You may also just be too cheap to address your needs adequately. Why do that to yourself, though? Are you really saving all that much money relative to the difficulty you’re putting yourself through?
Action steps: Identify needs you’ve neglected and incorporate them into your budget going forward.
18. “Cheat” items
I’ve saved this one for last because it’s really not something you should be thinking about until you’ve got other aspects of your personal finance under control.
“Cheat” items are some of the best things to spend money on because they can keep you grounded. Many people take off sprinting on the road to financial freedom as if it’s a race and they’re not allowed to do anything else but slash expenses and pay bills.
Good luck not burning out and falling back into bad habits if you take that approach, though.
In my view, as long as you’re on the road, it’s okay to jog every once in a while, also known as treating yourself to a cup of coffee or a nice dinner. You can use these purchases to celebrate little wins along the way.
As long as you budget for fun (rather than just spending impulsively) and never take your eyes off the prize, you’ll be fine.
Action steps: Budget for a couple of small “cheat” items every month and perhaps one medium-sized item every year or so. You won’t have to feel guilty when you spend the money because you’ll have planned for it.
I hope this article has helped you rethink budgeting. While the brute force method of slashing all discretionary spending certainly helps some people get their finances under control, I’m among those who prefer allocating funds to beneficial things and letting the junk fall away on its own.
If you’re paying off substantial amounts of debt or have an otherwise strenuous financial situation, I’d encourage you to speak with an advisor about your budget.
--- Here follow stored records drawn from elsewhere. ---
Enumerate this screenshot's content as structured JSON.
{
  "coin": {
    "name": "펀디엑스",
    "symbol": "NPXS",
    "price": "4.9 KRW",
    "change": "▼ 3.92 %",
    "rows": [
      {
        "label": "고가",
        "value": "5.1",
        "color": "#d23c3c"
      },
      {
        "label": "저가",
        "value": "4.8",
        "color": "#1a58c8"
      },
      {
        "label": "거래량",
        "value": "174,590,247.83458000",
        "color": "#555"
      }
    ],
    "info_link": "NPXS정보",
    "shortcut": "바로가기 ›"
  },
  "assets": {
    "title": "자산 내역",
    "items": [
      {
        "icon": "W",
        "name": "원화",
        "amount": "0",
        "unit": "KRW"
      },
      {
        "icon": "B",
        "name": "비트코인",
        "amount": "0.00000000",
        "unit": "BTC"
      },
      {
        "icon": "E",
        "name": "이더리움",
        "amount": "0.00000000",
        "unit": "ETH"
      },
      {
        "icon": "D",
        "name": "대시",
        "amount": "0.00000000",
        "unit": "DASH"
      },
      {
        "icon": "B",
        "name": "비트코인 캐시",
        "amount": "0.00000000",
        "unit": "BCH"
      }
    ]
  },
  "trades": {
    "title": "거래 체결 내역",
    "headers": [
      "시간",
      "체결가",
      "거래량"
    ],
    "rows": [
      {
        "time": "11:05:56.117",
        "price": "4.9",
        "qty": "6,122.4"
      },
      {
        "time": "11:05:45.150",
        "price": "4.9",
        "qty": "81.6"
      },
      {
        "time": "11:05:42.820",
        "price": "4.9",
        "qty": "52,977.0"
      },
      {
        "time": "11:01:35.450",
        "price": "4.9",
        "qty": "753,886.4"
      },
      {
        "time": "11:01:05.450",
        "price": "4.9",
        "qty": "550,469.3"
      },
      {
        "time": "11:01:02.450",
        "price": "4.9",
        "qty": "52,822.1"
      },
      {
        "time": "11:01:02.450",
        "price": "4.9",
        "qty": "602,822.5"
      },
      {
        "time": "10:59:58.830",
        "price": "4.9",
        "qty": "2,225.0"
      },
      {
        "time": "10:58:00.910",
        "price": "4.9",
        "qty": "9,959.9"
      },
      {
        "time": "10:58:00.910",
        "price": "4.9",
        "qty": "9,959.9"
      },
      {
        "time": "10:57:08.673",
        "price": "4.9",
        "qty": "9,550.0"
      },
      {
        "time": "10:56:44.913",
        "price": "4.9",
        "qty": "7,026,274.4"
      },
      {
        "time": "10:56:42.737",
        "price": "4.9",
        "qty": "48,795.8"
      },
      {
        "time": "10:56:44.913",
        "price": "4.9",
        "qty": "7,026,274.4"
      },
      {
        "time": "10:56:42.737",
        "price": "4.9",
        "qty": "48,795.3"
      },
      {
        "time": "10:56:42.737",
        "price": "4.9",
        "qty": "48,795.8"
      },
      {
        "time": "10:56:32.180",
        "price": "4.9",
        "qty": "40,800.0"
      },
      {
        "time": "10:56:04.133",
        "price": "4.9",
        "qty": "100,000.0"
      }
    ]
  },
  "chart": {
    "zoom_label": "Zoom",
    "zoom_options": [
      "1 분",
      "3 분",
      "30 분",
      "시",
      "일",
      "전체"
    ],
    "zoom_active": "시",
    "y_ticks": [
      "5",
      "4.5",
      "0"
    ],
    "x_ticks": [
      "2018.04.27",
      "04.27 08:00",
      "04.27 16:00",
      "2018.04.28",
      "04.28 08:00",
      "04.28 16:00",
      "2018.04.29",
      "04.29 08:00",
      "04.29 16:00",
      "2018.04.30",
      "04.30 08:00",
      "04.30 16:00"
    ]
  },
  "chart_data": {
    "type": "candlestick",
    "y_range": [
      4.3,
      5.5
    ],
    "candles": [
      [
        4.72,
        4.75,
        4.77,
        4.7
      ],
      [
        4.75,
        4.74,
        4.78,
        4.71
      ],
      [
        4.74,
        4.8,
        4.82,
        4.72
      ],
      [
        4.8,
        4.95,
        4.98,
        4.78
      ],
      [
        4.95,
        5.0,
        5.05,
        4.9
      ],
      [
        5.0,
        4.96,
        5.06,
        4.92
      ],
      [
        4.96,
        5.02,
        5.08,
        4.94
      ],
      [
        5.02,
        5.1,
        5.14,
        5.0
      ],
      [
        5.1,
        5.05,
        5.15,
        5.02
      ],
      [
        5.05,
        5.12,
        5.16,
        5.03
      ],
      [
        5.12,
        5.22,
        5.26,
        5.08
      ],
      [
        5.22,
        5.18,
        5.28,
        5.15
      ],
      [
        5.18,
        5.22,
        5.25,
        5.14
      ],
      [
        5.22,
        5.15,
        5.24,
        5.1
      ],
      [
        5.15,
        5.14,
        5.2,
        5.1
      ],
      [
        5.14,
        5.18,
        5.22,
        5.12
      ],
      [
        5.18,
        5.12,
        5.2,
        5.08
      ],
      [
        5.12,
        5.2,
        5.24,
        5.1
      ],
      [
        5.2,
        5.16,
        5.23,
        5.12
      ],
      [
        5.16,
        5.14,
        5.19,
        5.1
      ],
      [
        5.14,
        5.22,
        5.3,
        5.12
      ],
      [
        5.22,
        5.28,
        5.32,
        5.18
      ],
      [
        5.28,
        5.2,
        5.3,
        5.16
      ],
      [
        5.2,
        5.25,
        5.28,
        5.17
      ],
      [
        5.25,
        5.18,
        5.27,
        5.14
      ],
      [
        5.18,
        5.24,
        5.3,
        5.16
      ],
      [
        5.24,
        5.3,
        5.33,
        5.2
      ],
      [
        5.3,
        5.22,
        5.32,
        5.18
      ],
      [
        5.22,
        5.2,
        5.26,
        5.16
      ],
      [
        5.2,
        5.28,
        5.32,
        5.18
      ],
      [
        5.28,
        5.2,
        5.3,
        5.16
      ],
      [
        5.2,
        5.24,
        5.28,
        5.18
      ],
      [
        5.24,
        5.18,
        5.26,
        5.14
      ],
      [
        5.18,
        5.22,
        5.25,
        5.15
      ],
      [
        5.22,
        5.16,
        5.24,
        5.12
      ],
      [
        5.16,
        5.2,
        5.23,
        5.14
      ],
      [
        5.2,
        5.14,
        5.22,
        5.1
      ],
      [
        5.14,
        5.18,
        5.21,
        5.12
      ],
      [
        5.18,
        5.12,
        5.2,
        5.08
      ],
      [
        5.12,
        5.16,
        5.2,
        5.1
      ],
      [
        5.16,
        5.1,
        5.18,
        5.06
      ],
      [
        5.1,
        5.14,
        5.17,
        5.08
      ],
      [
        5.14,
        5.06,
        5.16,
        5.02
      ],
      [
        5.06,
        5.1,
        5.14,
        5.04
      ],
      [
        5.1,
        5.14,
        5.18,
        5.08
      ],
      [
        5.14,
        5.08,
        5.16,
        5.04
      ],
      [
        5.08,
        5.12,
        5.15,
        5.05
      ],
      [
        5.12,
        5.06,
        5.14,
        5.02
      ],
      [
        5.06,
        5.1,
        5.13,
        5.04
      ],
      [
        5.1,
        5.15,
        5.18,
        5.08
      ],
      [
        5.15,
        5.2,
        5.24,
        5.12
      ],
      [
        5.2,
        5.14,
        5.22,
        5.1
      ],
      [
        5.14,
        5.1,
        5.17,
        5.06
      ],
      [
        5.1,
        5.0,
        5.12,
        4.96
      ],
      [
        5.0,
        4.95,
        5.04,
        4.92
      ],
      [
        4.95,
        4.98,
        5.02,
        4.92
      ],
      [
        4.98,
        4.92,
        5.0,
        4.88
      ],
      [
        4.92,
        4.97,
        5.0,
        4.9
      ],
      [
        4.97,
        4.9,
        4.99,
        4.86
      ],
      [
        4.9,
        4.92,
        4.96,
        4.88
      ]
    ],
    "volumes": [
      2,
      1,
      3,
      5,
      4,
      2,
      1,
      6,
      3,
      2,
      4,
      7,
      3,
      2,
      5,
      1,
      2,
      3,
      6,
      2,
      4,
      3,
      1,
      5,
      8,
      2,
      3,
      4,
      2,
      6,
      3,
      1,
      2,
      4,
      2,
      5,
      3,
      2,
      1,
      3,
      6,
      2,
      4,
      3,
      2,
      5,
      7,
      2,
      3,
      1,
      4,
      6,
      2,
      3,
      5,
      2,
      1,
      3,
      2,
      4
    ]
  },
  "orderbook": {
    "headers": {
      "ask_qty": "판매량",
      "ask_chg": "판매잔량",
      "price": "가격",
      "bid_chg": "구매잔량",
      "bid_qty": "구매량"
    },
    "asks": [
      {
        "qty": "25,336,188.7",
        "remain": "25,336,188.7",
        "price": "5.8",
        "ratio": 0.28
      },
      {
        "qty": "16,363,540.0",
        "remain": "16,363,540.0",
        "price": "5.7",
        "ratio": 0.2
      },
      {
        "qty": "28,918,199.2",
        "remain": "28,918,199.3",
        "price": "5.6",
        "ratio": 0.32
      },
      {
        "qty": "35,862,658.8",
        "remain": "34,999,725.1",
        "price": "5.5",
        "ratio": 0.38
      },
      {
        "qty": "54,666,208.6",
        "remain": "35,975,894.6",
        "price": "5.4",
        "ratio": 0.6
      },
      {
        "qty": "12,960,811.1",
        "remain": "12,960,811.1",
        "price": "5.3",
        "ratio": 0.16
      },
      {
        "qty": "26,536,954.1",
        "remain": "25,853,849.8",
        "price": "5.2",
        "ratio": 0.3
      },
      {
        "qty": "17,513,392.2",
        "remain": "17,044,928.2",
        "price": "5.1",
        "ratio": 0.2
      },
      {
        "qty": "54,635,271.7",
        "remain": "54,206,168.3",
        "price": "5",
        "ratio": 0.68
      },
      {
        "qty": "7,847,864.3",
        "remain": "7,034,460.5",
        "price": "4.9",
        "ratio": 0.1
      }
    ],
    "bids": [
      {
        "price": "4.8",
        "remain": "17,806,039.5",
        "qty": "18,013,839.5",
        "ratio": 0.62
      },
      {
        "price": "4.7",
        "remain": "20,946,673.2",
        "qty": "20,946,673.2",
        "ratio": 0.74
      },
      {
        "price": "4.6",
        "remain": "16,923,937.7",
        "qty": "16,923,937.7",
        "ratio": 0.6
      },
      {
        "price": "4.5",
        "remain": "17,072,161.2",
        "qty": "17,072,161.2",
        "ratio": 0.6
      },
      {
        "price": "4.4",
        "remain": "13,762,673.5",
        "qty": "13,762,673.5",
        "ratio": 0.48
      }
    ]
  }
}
The action steps I’ve outlined in this article can serve as a great starting point for those conversations.